*Items from an interface collection*.

◆ ◆ ◆

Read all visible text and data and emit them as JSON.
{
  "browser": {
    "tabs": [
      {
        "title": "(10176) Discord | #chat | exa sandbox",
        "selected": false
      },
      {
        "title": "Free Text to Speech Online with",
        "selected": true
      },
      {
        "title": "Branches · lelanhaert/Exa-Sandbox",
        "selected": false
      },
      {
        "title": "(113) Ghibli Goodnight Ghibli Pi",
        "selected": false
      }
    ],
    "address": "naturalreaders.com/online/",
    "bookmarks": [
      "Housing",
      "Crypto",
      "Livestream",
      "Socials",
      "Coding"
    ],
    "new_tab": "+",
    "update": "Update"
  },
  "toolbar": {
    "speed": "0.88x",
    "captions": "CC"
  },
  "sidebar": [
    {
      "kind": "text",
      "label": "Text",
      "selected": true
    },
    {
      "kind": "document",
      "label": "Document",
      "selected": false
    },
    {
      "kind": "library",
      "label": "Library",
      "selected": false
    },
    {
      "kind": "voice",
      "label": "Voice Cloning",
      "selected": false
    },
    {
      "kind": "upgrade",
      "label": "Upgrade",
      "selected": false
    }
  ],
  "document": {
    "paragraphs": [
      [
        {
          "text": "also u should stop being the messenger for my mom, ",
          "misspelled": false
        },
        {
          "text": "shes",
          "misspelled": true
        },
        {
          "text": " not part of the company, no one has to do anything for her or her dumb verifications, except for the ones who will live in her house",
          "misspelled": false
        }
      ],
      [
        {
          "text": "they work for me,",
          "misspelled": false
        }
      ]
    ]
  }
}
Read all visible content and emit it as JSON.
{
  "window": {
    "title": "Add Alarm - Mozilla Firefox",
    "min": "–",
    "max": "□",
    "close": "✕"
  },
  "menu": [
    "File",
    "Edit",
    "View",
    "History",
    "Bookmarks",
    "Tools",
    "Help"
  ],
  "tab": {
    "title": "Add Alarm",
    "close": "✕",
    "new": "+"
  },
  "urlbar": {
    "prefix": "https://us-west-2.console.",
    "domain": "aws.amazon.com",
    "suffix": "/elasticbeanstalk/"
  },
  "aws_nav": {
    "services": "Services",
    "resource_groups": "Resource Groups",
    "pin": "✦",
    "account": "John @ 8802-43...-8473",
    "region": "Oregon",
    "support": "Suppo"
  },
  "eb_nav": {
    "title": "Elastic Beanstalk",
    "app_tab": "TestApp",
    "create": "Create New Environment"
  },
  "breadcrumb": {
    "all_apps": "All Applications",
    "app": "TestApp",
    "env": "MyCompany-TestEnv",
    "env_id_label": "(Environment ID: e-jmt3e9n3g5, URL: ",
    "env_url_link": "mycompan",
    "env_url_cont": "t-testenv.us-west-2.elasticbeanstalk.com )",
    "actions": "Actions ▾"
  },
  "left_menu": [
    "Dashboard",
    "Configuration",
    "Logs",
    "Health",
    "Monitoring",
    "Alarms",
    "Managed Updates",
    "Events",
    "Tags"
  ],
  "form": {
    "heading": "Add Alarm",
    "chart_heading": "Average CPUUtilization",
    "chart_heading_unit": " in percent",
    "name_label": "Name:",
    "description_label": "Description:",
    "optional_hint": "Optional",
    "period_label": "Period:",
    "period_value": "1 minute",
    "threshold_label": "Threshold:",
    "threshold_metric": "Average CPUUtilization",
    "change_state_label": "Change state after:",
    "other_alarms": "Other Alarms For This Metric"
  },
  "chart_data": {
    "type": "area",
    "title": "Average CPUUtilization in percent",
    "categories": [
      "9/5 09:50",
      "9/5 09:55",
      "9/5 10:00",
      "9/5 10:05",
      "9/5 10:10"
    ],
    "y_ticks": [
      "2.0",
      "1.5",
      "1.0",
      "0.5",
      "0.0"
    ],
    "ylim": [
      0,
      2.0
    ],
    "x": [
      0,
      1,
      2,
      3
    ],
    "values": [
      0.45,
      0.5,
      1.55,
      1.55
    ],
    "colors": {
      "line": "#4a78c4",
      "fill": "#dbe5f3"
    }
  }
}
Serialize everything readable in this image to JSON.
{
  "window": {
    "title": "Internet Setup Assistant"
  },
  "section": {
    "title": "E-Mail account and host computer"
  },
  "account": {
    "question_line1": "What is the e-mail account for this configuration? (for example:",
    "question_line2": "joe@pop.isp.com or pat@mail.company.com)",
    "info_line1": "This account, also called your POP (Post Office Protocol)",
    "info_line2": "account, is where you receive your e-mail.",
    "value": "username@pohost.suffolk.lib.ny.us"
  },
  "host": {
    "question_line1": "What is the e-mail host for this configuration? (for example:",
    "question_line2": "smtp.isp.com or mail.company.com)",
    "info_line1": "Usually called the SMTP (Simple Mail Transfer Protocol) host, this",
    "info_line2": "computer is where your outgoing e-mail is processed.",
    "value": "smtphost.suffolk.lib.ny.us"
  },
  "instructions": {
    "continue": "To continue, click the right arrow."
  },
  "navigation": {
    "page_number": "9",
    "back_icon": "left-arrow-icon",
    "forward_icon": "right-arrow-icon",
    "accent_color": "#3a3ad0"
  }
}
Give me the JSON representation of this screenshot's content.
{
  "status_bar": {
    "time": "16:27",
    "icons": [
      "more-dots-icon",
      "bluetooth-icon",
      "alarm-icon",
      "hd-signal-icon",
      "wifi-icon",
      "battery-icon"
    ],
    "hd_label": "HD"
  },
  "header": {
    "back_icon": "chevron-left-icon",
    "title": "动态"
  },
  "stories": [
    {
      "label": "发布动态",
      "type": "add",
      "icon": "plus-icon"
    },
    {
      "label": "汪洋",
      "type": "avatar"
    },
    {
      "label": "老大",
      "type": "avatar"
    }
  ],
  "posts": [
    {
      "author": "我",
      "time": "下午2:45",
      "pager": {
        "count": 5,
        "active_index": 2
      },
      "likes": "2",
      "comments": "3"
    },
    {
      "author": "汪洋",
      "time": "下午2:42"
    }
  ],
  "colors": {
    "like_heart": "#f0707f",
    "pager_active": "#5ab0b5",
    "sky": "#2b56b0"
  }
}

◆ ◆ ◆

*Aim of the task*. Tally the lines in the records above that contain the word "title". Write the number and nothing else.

*Output of the task*. 11